Sure, sure, you're hopelessly, helplessly in love with your iPod. That doesn't mean your precious doesn't have pimples. What about iPod's notorious lack of endurance between recharges, the sealed case that means you may have to scrap the thing if the internal battery dies, and the proprietary digital-music format that joins you at the hip to Apple's iTunes online store? Apple may hold more than 60% of the market for hard drive--based digital-music players, but even iPod devotees may have wandering eyes--and competitors are crying "Pick me!" by delivering fetching new digital-music players that adopt some of the benchmark's strengths while offering more flexibility and features.
Leading the iPod-killer list is Sony's NW-HD3 Network Walkman, a player that attacks Apple at its stylishly minimalist core.
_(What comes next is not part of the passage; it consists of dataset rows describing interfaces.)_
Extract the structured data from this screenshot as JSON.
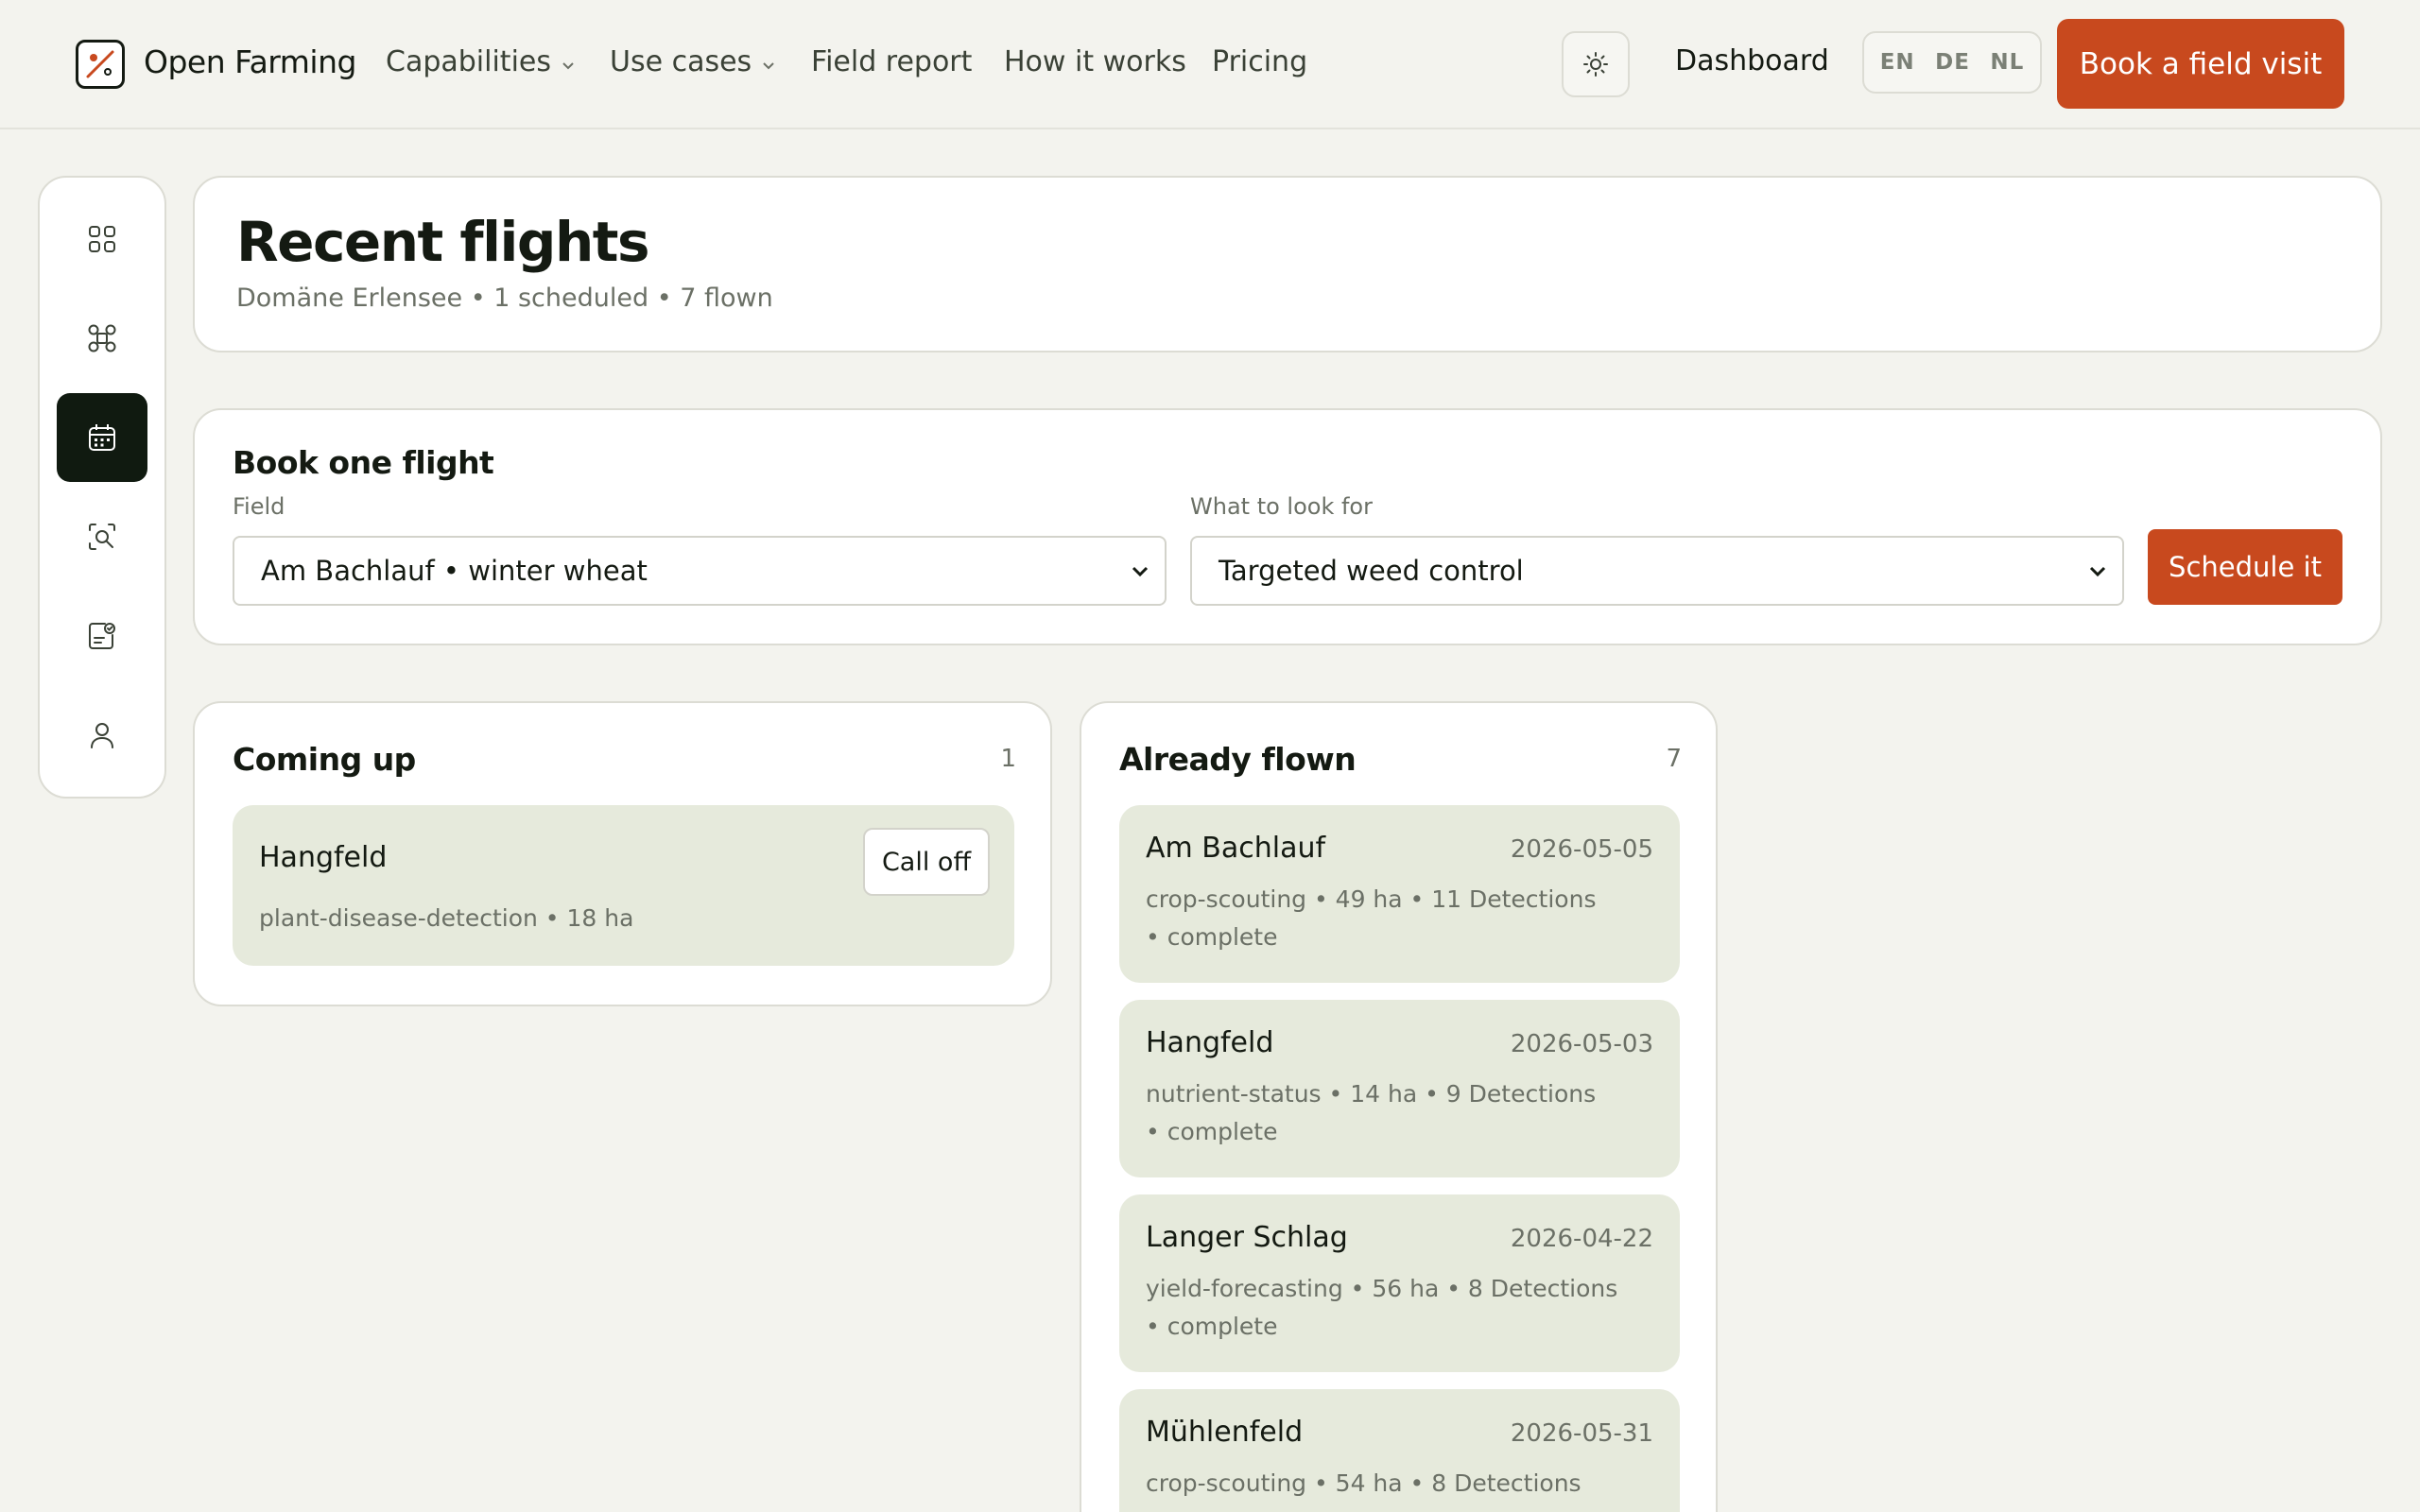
{
  "brand": {
    "name": "Open Farming"
  },
  "nav": {
    "capabilities": "Capabilities",
    "use_cases": "Use cases",
    "field_report": "Field report",
    "how_it_works": "How it works",
    "pricing": "Pricing",
    "dashboard": "Dashboard",
    "languages": [
      "EN",
      "DE",
      "NL"
    ],
    "cta": "Book a field visit"
  },
  "sidebar": {
    "items": [
      {
        "icon": "grid-icon",
        "active": false
      },
      {
        "icon": "drone-icon",
        "active": false
      },
      {
        "icon": "calendar-icon",
        "active": true
      },
      {
        "icon": "scan-search-icon",
        "active": false
      },
      {
        "icon": "report-check-icon",
        "active": false
      },
      {
        "icon": "user-icon",
        "active": false
      }
    ]
  },
  "page": {
    "title": "Recent flights",
    "subtitle": "Domäne Erlensee • 1 scheduled • 7 flown"
  },
  "booking": {
    "title": "Book one flight",
    "field_label": "Field",
    "field_value": "Am Bachlauf • winter wheat",
    "look_label": "What to look for",
    "look_value": "Targeted weed control",
    "submit": "Schedule it"
  },
  "coming_up": {
    "title": "Coming up",
    "count": "1",
    "items": [
      {
        "name": "Hangfeld",
        "meta": "plant-disease-detection • 18 ha",
        "action": "Call off"
      }
    ]
  },
  "flown": {
    "title": "Already flown",
    "count": "7",
    "items": [
      {
        "name": "Am Bachlauf",
        "date": "2026-05-05",
        "meta": "crop-scouting • 49 ha • 11 Detections",
        "meta2": "• complete"
      },
      {
        "name": "Hangfeld",
        "date": "2026-05-03",
        "meta": "nutrient-status • 14 ha • 9 Detections",
        "meta2": "• complete"
      },
      {
        "name": "Langer Schlag",
        "date": "2026-04-22",
        "meta": "yield-forecasting • 56 ha • 8 Detections",
        "meta2": "• complete"
      },
      {
        "name": "Mühlenfeld",
        "date": "2026-05-31",
        "meta": "crop-scouting • 54 ha • 8 Detections",
        "meta2": ""
      }
    ]
  },
  "colors": {
    "accent": "#c8491e",
    "background": "#f3f3ee",
    "item_bg": "#e6eadc",
    "active_nav": "#101a10"
  }
}
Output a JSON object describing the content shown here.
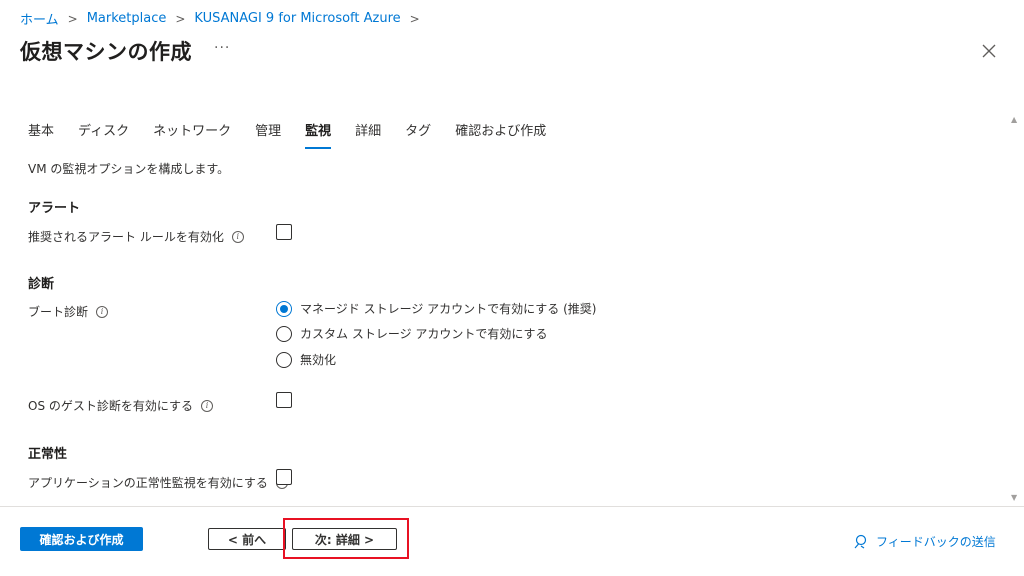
{
  "breadcrumb": {
    "items": [
      "ホーム",
      "Marketplace",
      "KUSANAGI 9 for Microsoft Azure"
    ],
    "separator": ">"
  },
  "page": {
    "title": "仮想マシンの作成",
    "more_label": "···"
  },
  "tabs": [
    "基本",
    "ディスク",
    "ネットワーク",
    "管理",
    "監視",
    "詳細",
    "タグ",
    "確認および作成"
  ],
  "active_tab": "監視",
  "description": "VM の監視オプションを構成します。",
  "alert": {
    "heading": "アラート",
    "rule_label": "推奨されるアラート ルールを有効化",
    "rule_checked": false
  },
  "diagnostics": {
    "heading": "診断",
    "boot_label": "ブート診断",
    "options": [
      "マネージド ストレージ アカウントで有効にする (推奨)",
      "カスタム ストレージ アカウントで有効にする",
      "無効化"
    ],
    "selected_option": "マネージド ストレージ アカウントで有効にする (推奨)",
    "guest_label": "OS のゲスト診断を有効にする",
    "guest_checked": false
  },
  "health": {
    "heading": "正常性",
    "app_label": "アプリケーションの正常性監視を有効にする",
    "app_checked": false
  },
  "info_glyph": "i",
  "footer": {
    "review_button": "確認および作成",
    "prev_button": "< 前へ",
    "next_button": "次: 詳細 >",
    "feedback": "フィードバックの送信"
  },
  "colors": {
    "accent": "#0078d4",
    "highlight": "#e81123"
  }
}
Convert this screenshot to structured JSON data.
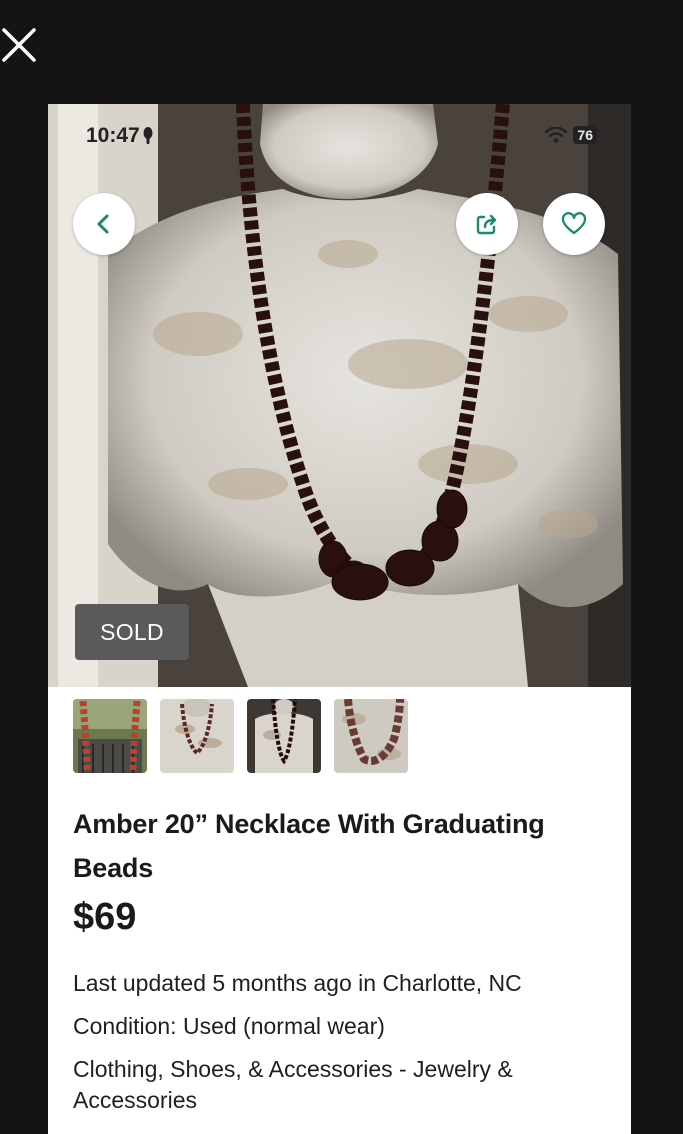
{
  "status_bar": {
    "time": "10:47",
    "battery": "76"
  },
  "listing": {
    "badge": "SOLD",
    "title": "Amber 20” Necklace With Graduating Beads",
    "price": "$69",
    "updated": "Last updated 5 months ago in Charlotte, NC",
    "condition": "Condition: Used (normal wear)",
    "category": "Clothing, Shoes, & Accessories - Jewelry & Accessories"
  },
  "icons": {
    "close": "close-icon",
    "back": "chevron-left-icon",
    "share": "share-icon",
    "favorite": "heart-icon",
    "wifi": "wifi-icon",
    "location": "location-icon"
  },
  "colors": {
    "accent": "#1a8a6e",
    "sold_badge": "#5a5a5a",
    "background": "#141414"
  },
  "thumbnails": [
    {
      "name": "thumbnail-1"
    },
    {
      "name": "thumbnail-2"
    },
    {
      "name": "thumbnail-3"
    },
    {
      "name": "thumbnail-4"
    }
  ]
}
Sony engineers understand that consumers want products that look as good as they sound, and the 20-GB NW-HD3 reflects that with its slim, anodized-aluminum casing. The player offers excellent sound and a menu that's easy to navigate using a four-way directional button. The company claims the player can go 30 hours without recharging. But Sony style means Sony price: at $349, the NW-HD3 costs $50 more than Apple's 20-GB iPod and is the same price as the 30-GB iPod photo--yet unlike the latter, the Sony has no color screen.
Craving more than monochrome? The display's the thing on Toshiba's Gigabeat MEG F20--a gorgeous, 2.2-in. color screen that can crisply handle JPEG images, slick menu icons and even animated graphics that pulsate in synch with your music. Unlike the Sony and Apple players, which are closely bound to the companies' Sony Connect and iTunes Music Store, the Gigabeat can download songs from most music sites, and there's a forthcoming $449 version with an enormous 60 GB of memory.
Not all of us want to spend that kind of cash on a pocket player. Less memory equals lower price; a 5-GB hard drive can store up to 2,500 songs, enough for many people, which is one reason the iPod mini is as popular as its big brother. That's also why the mini is attracting competition from devices such as the iRiver H10. (An iRiver ad campaign features headphone-wearing models biting into apples over the tag line SWEETER ONE.) The H10 is about the same size as the mini, has about the same storage capacity and likewise comes in designer colors, but it offers features that Apple doesn't: a removable Li-Ion battery, a 1.5-in. color LCD, an FM radio tuner and voice recording. At the CeBIT electronics show in Germany last month, iRiver's parent company announced that it would introduce 20-GB and 1-GB versions, starting at $440 and $270, respectively.
Another iPod mini challenger is the Zen Micro, made by Singapore-based Creative Technology. Like the H10, the Zen Micro sports an FM radio and audio/voice recording. The unit has a solid feel, a sharp, white-backlit screen and an easy-to-understand menu rivaling Apple's famously user-friendly interface. At $250, the 6-GB version costs the same as a 6-GB iPod mini; it's also smaller, plays tunes in the Windows Media Audio format as well as MP3, and when you throw in the radio and recording features, it might be a better deal.